** Exercise instructions **
The required result is a copy of each line below in which "JSON" appears.

** Data records **

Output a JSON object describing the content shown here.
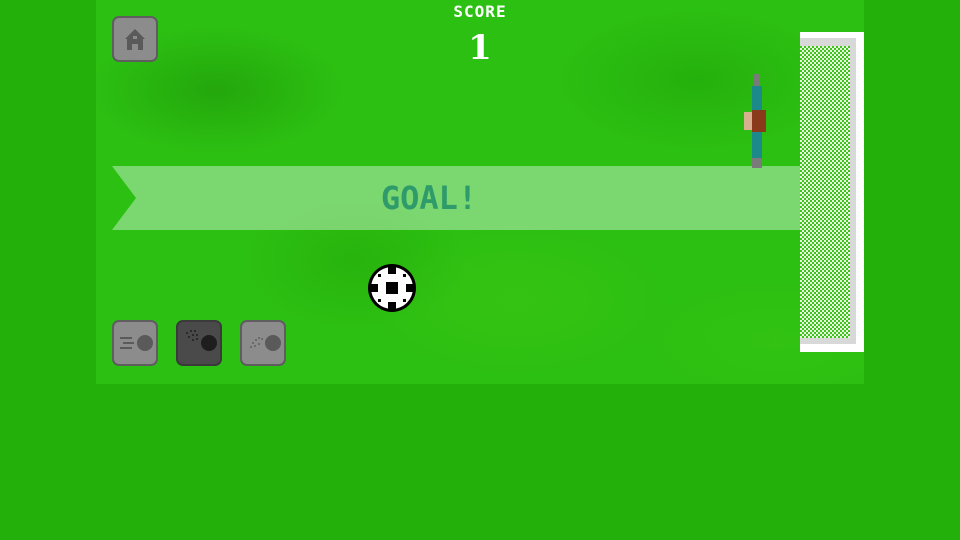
{
  "hud": {
    "score_label": "SCORE",
    "score_value": "1"
  },
  "banner": {
    "text": "GOAL!"
  },
  "buttons": {
    "home_icon": "house-icon",
    "shot_types": [
      {
        "icon": "straight-shot-icon",
        "selected": false
      },
      {
        "icon": "curve-shot-icon",
        "selected": true
      },
      {
        "icon": "lob-shot-icon",
        "selected": false
      }
    ]
  },
  "colors": {
    "field": "#2cc012",
    "background": "#23b00a",
    "button": "#8c8c8c",
    "button_selected": "#4a4a4a",
    "banner_text": "#2f9a6a",
    "goalkeeper_shirt": "#1c8a8a"
  }
}
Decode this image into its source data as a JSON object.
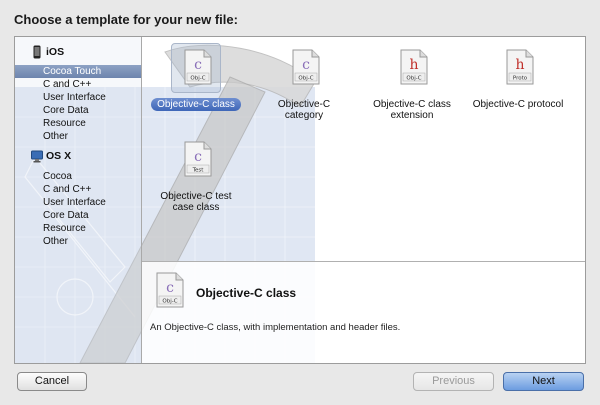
{
  "dialog": {
    "title": "Choose a template for your new file:"
  },
  "sidebar": {
    "sections": [
      {
        "header": "iOS",
        "icon": "iphone-icon",
        "items": [
          "Cocoa Touch",
          "C and C++",
          "User Interface",
          "Core Data",
          "Resource",
          "Other"
        ]
      },
      {
        "header": "OS X",
        "icon": "mac-icon",
        "items": [
          "Cocoa",
          "C and C++",
          "User Interface",
          "Core Data",
          "Resource",
          "Other"
        ]
      }
    ],
    "selected": "Cocoa Touch"
  },
  "templates": [
    {
      "label": "Objective-C class",
      "badge": "Obj-C",
      "glyph": "c",
      "selected": true
    },
    {
      "label": "Objective-C category",
      "badge": "Obj-C",
      "glyph": "c",
      "selected": false
    },
    {
      "label": "Objective-C class extension",
      "badge": "Obj-C",
      "glyph": "h",
      "selected": false
    },
    {
      "label": "Objective-C protocol",
      "badge": "Proto",
      "glyph": "h",
      "selected": false
    },
    {
      "label": "Objective-C test case class",
      "badge": "Test",
      "glyph": "c",
      "selected": false
    }
  ],
  "detail": {
    "title": "Objective-C class",
    "badge": "Obj-C",
    "description": "An Objective-C class, with implementation and header files."
  },
  "buttons": {
    "cancel": "Cancel",
    "previous": "Previous",
    "next": "Next"
  },
  "colors": {
    "selection": "#3e66b8",
    "sidebar_selection": "#7a8fb5",
    "blueprint": "#9fb4d8"
  }
}
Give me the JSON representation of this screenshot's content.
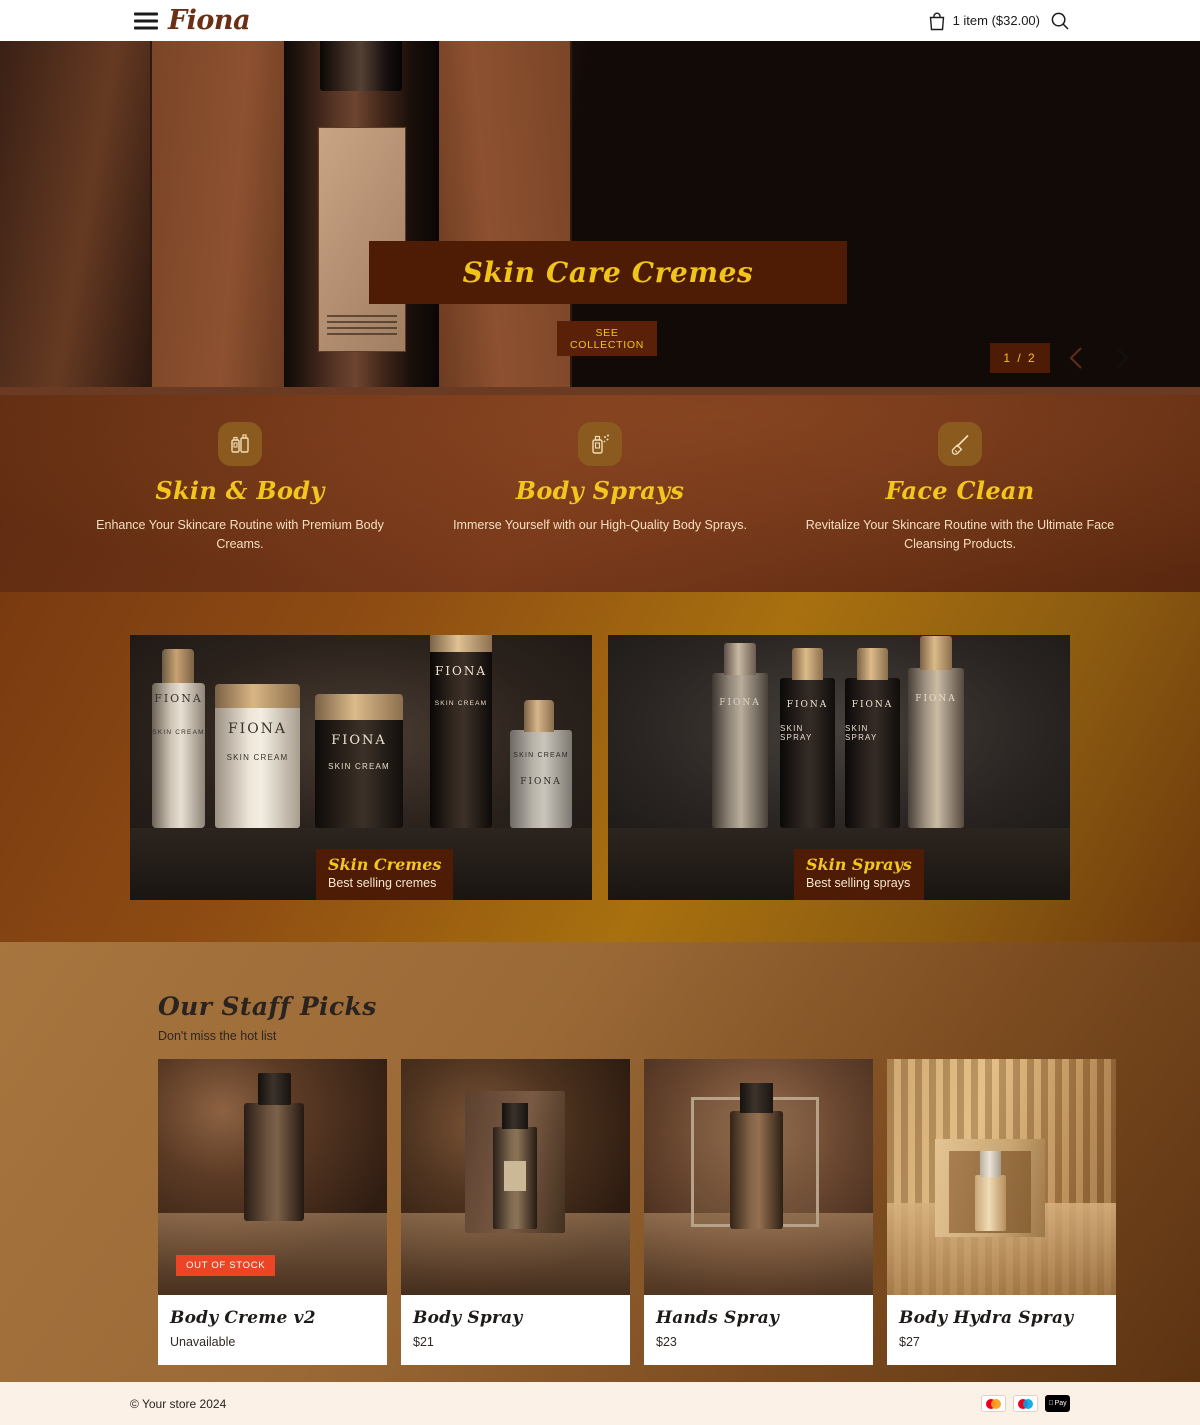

** Completed exercise **
Output a JSON object describing the content shown here.
Decode this image into its source data as a JSON object.
Give me the JSON representation of this screenshot's content.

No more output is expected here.